(Dataset rows describing interfaces)
* * * * * * * * *

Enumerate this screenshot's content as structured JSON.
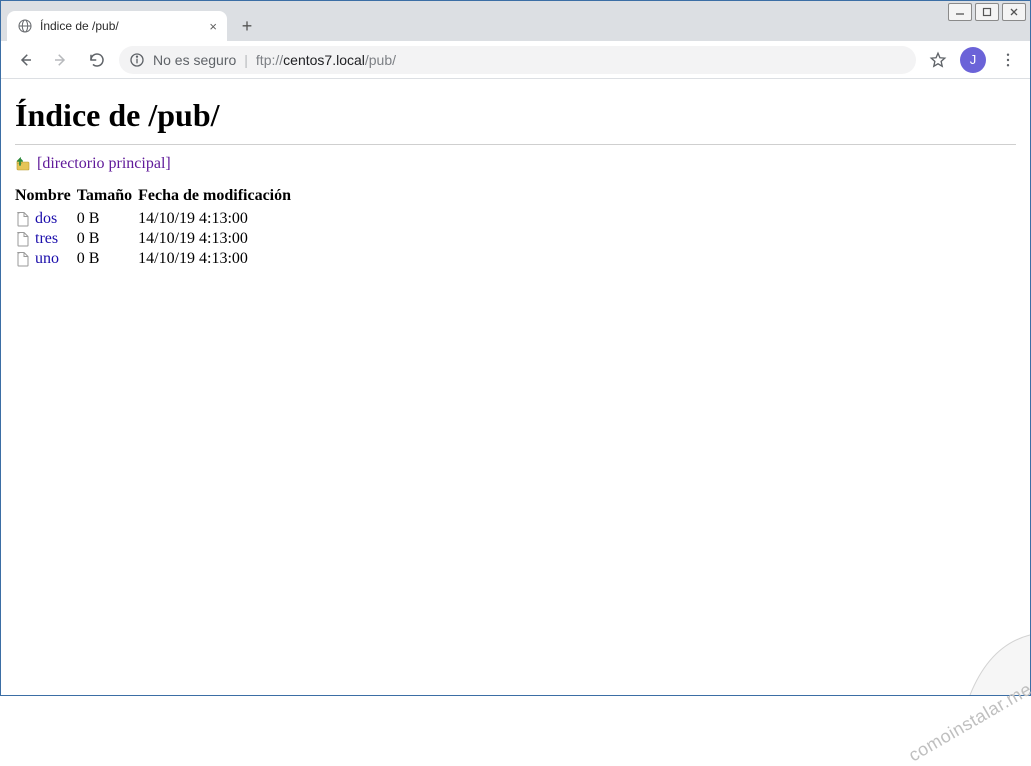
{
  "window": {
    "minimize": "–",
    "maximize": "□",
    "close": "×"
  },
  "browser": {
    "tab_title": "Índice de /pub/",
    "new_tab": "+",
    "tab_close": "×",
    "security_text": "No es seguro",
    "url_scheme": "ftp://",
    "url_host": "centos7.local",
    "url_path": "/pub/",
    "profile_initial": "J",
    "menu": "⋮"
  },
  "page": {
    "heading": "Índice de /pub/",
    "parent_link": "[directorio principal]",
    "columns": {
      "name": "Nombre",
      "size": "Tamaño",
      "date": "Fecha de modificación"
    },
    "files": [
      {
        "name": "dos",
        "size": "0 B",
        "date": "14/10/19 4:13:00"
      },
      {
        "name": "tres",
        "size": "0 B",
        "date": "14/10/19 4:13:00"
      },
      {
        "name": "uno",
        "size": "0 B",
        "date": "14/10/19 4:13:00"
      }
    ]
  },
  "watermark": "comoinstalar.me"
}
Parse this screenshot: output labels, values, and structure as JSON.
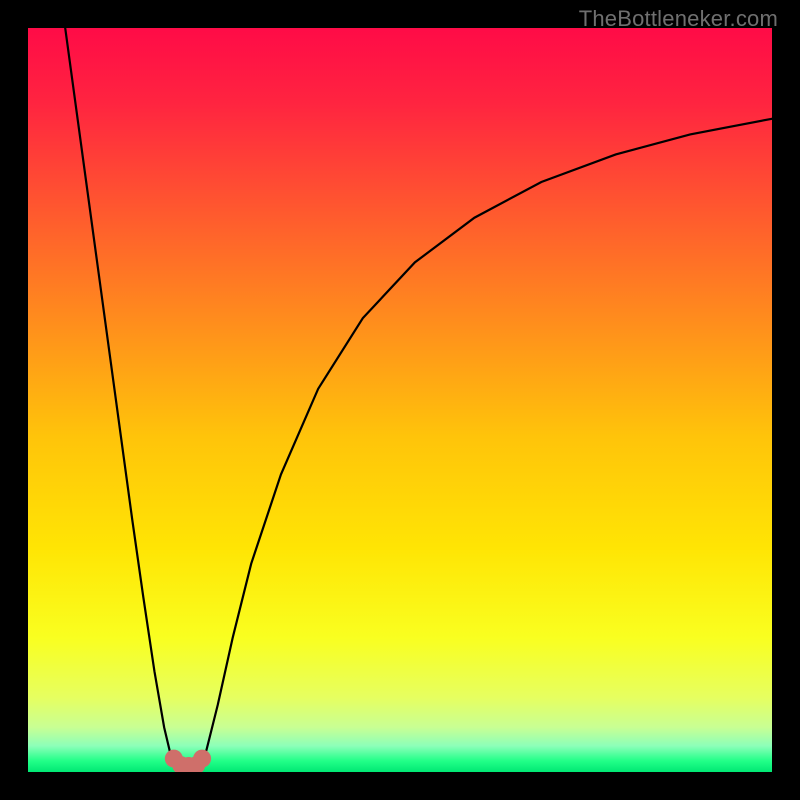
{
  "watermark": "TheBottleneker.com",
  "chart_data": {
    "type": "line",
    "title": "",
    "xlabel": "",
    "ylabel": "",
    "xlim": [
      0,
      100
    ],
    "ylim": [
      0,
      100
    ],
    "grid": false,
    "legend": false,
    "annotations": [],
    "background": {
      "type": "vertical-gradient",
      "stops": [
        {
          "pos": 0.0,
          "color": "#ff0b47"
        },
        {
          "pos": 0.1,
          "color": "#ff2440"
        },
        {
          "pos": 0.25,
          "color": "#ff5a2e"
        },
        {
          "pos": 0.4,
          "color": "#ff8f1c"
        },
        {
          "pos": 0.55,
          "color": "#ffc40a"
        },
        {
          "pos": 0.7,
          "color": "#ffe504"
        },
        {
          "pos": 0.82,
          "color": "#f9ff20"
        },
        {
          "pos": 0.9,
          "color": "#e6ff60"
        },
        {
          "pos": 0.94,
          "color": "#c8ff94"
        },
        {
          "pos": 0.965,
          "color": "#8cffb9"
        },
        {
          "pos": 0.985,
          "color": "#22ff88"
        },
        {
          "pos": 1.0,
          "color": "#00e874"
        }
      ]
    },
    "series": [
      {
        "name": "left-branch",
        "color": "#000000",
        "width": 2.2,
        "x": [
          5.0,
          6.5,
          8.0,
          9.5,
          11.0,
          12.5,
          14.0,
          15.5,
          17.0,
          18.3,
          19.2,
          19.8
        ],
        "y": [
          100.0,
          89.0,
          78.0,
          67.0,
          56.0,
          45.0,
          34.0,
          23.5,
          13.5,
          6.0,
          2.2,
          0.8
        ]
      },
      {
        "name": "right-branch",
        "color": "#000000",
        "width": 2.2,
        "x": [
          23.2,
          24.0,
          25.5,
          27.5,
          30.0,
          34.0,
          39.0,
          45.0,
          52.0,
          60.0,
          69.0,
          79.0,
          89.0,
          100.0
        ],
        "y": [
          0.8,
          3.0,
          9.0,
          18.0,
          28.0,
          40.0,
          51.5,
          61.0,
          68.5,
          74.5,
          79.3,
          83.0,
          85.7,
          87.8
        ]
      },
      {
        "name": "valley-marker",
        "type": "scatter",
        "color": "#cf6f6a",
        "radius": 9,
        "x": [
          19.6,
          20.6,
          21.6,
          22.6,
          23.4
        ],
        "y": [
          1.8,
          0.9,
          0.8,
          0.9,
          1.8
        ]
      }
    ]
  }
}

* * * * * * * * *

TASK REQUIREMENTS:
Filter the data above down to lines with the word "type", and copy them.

RESULT FOR THIS TASK:
    "type": "line",
      "type": "vertical-gradient",
        "type": "scatter",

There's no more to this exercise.